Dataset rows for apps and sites
+++

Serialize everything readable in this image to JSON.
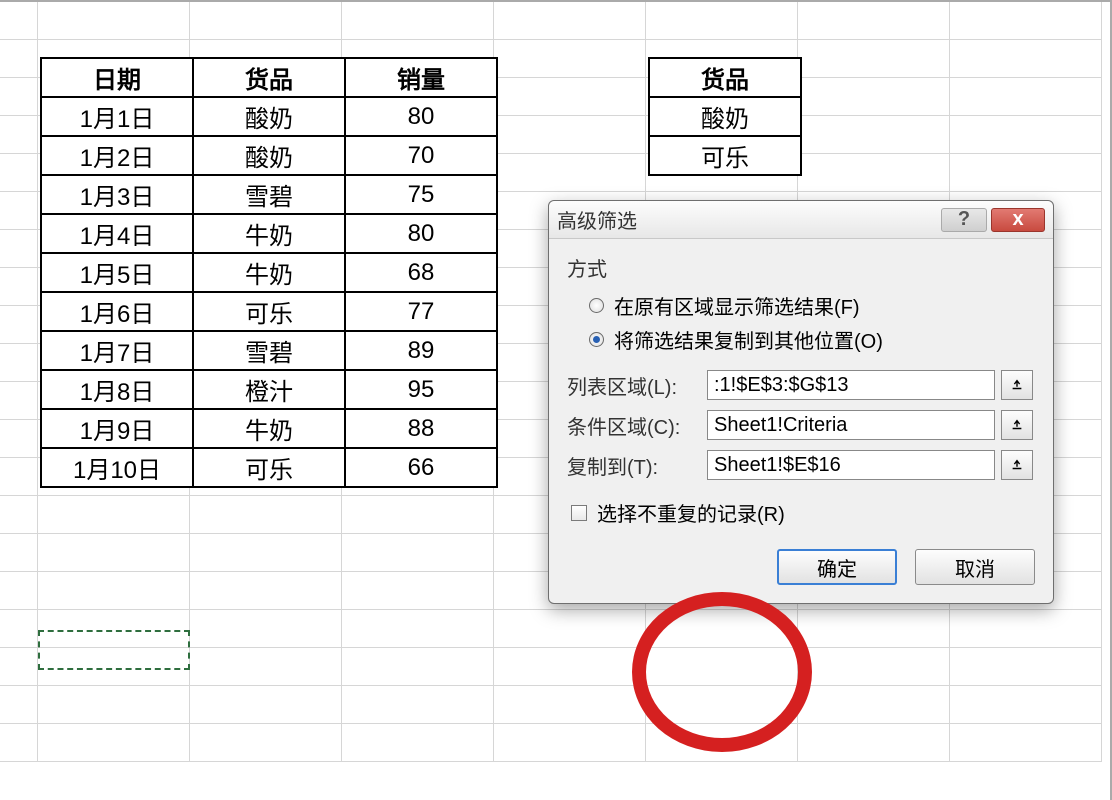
{
  "table": {
    "headers": [
      "日期",
      "货品",
      "销量"
    ],
    "rows": [
      [
        "1月1日",
        "酸奶",
        "80"
      ],
      [
        "1月2日",
        "酸奶",
        "70"
      ],
      [
        "1月3日",
        "雪碧",
        "75"
      ],
      [
        "1月4日",
        "牛奶",
        "80"
      ],
      [
        "1月5日",
        "牛奶",
        "68"
      ],
      [
        "1月6日",
        "可乐",
        "77"
      ],
      [
        "1月7日",
        "雪碧",
        "89"
      ],
      [
        "1月8日",
        "橙汁",
        "95"
      ],
      [
        "1月9日",
        "牛奶",
        "88"
      ],
      [
        "1月10日",
        "可乐",
        "66"
      ]
    ]
  },
  "criteria": {
    "header": "货品",
    "rows": [
      "酸奶",
      "可乐"
    ]
  },
  "dialog": {
    "title": "高级筛选",
    "group_label": "方式",
    "radio1": "在原有区域显示筛选结果(F)",
    "radio2": "将筛选结果复制到其他位置(O)",
    "label_list": "列表区域(L):",
    "label_criteria": "条件区域(C):",
    "label_copyto": "复制到(T):",
    "val_list": ":1!$E$3:$G$13",
    "val_criteria": "Sheet1!Criteria",
    "val_copyto": "Sheet1!$E$16",
    "checkbox": "选择不重复的记录(R)",
    "ok": "确定",
    "cancel": "取消"
  },
  "icons": {
    "help": "?",
    "close": "x"
  }
}
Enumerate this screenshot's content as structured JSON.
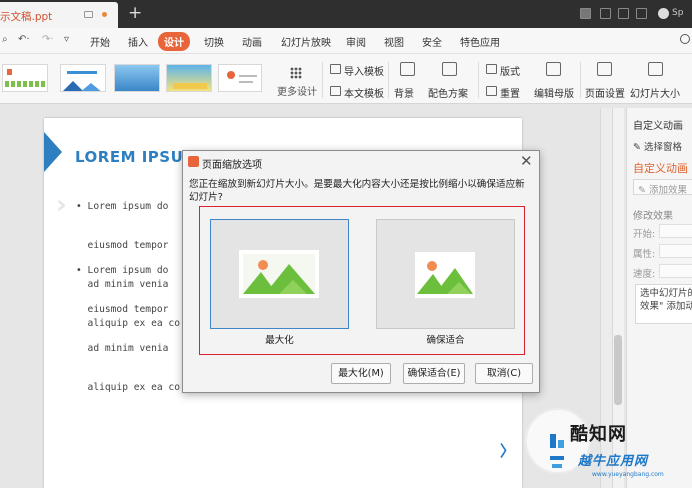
{
  "titlebar": {
    "doc_name": "示文稿.ppt",
    "new_tab": "+",
    "user_name": "Sp"
  },
  "menu": {
    "items": [
      "开始",
      "插入",
      "设计",
      "切换",
      "动画",
      "幻灯片放映",
      "审阅",
      "视图",
      "安全",
      "特色应用"
    ],
    "active": "设计"
  },
  "ribbon": {
    "more_designs": "更多设计",
    "import_template": "导入模板",
    "text_template": "本文模板",
    "background": "背景",
    "color_scheme": "配色方案",
    "layout": "版式",
    "reset": "重置",
    "edit_master": "编辑母版",
    "page_setup": "页面设置",
    "slide_size": "幻灯片大小"
  },
  "slide": {
    "title": "LOREM IPSUM DOLOR",
    "bullets": [
      [
        "• Lorem ipsum do",
        "  eiusmod tempor",
        "  ad minim venia",
        "  aliquip ex ea co"
      ],
      [
        "• Lorem ipsum do",
        "  eiusmod tempor",
        "  ad minim venia",
        "  aliquip ex ea co"
      ]
    ]
  },
  "pane": {
    "custom_animation_dropdown": "自定义动画",
    "select_pane": "选择窗格",
    "heading": "自定义动画",
    "add_effect": "添加效果",
    "modify_effect": "修改效果",
    "start_label": "开始:",
    "property_label": "属性:",
    "speed_label": "速度:",
    "hint_lines": [
      "选中幻灯片的",
      "效果\" 添加动"
    ]
  },
  "dialog": {
    "title": "页面缩放选项",
    "message": "您正在缩放到新幻灯片大小。是要最大化内容大小还是按比例缩小以确保适应新幻灯片?",
    "options": [
      {
        "label": "最大化",
        "selected": true
      },
      {
        "label": "确保适合",
        "selected": false
      }
    ],
    "buttons": {
      "maximize": "最大化(M)",
      "ensure_fit": "确保适合(E)",
      "cancel": "取消(C)"
    },
    "frame_color": "#d9232e",
    "selected_color": "#3f87c9"
  },
  "watermark": {
    "logo_text": "酷知网",
    "logo_text2": "越牛应用网",
    "url": "www.yueyangbang.com"
  },
  "colors": {
    "accent": "#e8643a",
    "slide_title": "#2d7fc1",
    "mountain_green": "#6cbf3c",
    "sun": "#f28d52"
  }
}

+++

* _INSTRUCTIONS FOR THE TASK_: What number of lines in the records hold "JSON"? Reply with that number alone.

* _EXERCISE SOLUTION_: 2